The glaucous gull is distributed all around the pole. It nests on the rocky shores of continents and islands. It lays one clutch of two or three eggs a year. Both parents brood for 27 to 28 days. During the nonnesting seasons the gull migrates out to sea. It feeds on sea wastes, fish, carrion, and so forth. The glaucous gull causes large losses to bird nesting grounds by destroying nests.

REFERENCES

Ptitsy Sovetskogo Soiuza, vol. 3. Edited by G. P. Dement’ev and N. A. Gladkov. Moscow, 1951.
The Great Soviet Encyclopedia, 3rd Edition (1970-1979). © 2010 The Gale Group, Inc. All rights reserved.
References in periodicals archive ?
Concentrations of organochlorines (ng/g ww) and extractable plasma fat percentage for male and female glaucous gulls (Larus hyperboreus) breeding at Bear Island.
Mots cles : goeland bourgmestre; Larus hyperboreus', Arctique; etat de la population; tendances de la population; surveillance; preoccupations de conservation

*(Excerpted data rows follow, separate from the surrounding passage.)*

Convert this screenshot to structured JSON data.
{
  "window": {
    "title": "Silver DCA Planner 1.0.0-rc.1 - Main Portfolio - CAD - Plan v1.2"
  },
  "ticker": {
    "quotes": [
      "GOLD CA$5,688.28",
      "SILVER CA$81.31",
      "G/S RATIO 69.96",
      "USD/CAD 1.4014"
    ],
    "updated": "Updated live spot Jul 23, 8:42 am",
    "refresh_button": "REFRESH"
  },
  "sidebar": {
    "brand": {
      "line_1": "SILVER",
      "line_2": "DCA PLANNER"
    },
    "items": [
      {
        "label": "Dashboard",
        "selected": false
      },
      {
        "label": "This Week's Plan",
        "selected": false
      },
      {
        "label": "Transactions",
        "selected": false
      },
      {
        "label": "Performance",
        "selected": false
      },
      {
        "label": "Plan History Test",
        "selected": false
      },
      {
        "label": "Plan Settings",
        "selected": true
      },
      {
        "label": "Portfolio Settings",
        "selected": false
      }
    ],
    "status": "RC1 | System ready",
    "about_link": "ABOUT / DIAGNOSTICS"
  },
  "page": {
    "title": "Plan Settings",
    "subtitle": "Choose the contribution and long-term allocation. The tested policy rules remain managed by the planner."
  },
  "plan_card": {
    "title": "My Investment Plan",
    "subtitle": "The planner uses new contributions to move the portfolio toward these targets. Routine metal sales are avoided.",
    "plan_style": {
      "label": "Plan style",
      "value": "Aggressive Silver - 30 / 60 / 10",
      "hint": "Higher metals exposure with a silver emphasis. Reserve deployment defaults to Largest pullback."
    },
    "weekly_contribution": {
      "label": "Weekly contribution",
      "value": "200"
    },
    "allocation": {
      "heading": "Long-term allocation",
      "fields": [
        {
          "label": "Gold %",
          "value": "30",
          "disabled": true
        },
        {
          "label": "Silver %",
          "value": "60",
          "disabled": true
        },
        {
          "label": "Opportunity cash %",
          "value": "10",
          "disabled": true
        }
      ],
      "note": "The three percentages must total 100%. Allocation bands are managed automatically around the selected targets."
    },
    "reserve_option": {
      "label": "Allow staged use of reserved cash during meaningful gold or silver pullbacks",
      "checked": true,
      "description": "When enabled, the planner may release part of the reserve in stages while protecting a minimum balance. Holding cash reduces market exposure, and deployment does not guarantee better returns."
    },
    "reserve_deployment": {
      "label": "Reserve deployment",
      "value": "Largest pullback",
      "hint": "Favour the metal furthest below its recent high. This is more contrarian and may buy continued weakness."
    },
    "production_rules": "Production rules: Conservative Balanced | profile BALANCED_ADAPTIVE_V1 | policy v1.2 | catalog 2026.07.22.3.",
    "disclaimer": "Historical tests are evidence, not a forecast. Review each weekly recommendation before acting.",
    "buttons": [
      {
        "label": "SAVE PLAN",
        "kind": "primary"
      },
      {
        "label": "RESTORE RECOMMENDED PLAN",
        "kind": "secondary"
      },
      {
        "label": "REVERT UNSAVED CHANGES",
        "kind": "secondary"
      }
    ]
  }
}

Key words: development, diet, glaucous gull, human refuse, human-subsidized predators, Larus hyperboreus, management
Nous decrivons trois methodes jamais signalees auparavant auxquelles recourent les goelands bourgmestres (Larus hyperboreus) pour capturer les mergules nains (Alle alle) aux stades de la nidification et de l'envol.
On a observe des goelands bourgmestres (Larus hyperboreus) en train de voler des mergules nains (Alle alle) qui avaient ete places dans une taniere par des renards arctiques (Vulpes lagopus) a Magdalenefjorden, dans le nord-ouest de Spitsbergen.
A partir des calculs, nous avons denombre 16 predateurs de nids potentiels, les goelands bourgmestres (Larus hyperboreus) et les labbes parasites (Stercorarius parasiticus) representant plus de 80 % des observations.
Immediatement apres cette tentative echouee, l'ours a pille un nid de goelands bourgmestres (Larus hyperboreus) situe sur un rocher cotier et a capture trois oisillons.
Lanctot and Gleason offer critical comments on our paper about glaucous gull (Larus hyperboreus) distribution and abundance along the central Beaufort Sea coast of Alaska.
Glaucous gulls (Larus hyperboreus) have a circumpolar distribution and commonly prey on nesting birds in the Arctic, particularly on waterfowl eggs and chicks (Campbell, 1975; Ahlund and Gotmark, 1989; Johnson et al., 1992; Gilchrist and Gaston, 1997; Day, 1998; Gilchrist et al., 1998; Samelius and Alisauskas, 1999; Noel et al., 2001).
Nest failure rates were high (32%-95%), and arctic foxes (Alopex lagopus), alone or with polar bears (Ursus maritimus), appeared to be more destructive than glaucous gulls (Larus hyperboreus) to eider nests.
Among the four gull species breeding in the LDNR, herring gull (Larus argentatus) and glaucous gull (Larus hyperboreus) are the only common species breeding all over the area, herring gull being the more abundant.
In 1997, we surveyed the number of glaucous gull (Larus hyperboreus), herring gull (Larus argentatus), and arctic tern (Sterna paradisaea) nests on the Belcher Islands (56 [degrees] 00'-57 [degrees] 30'N, 79 [degrees]30'-80 [degrees] 00'W).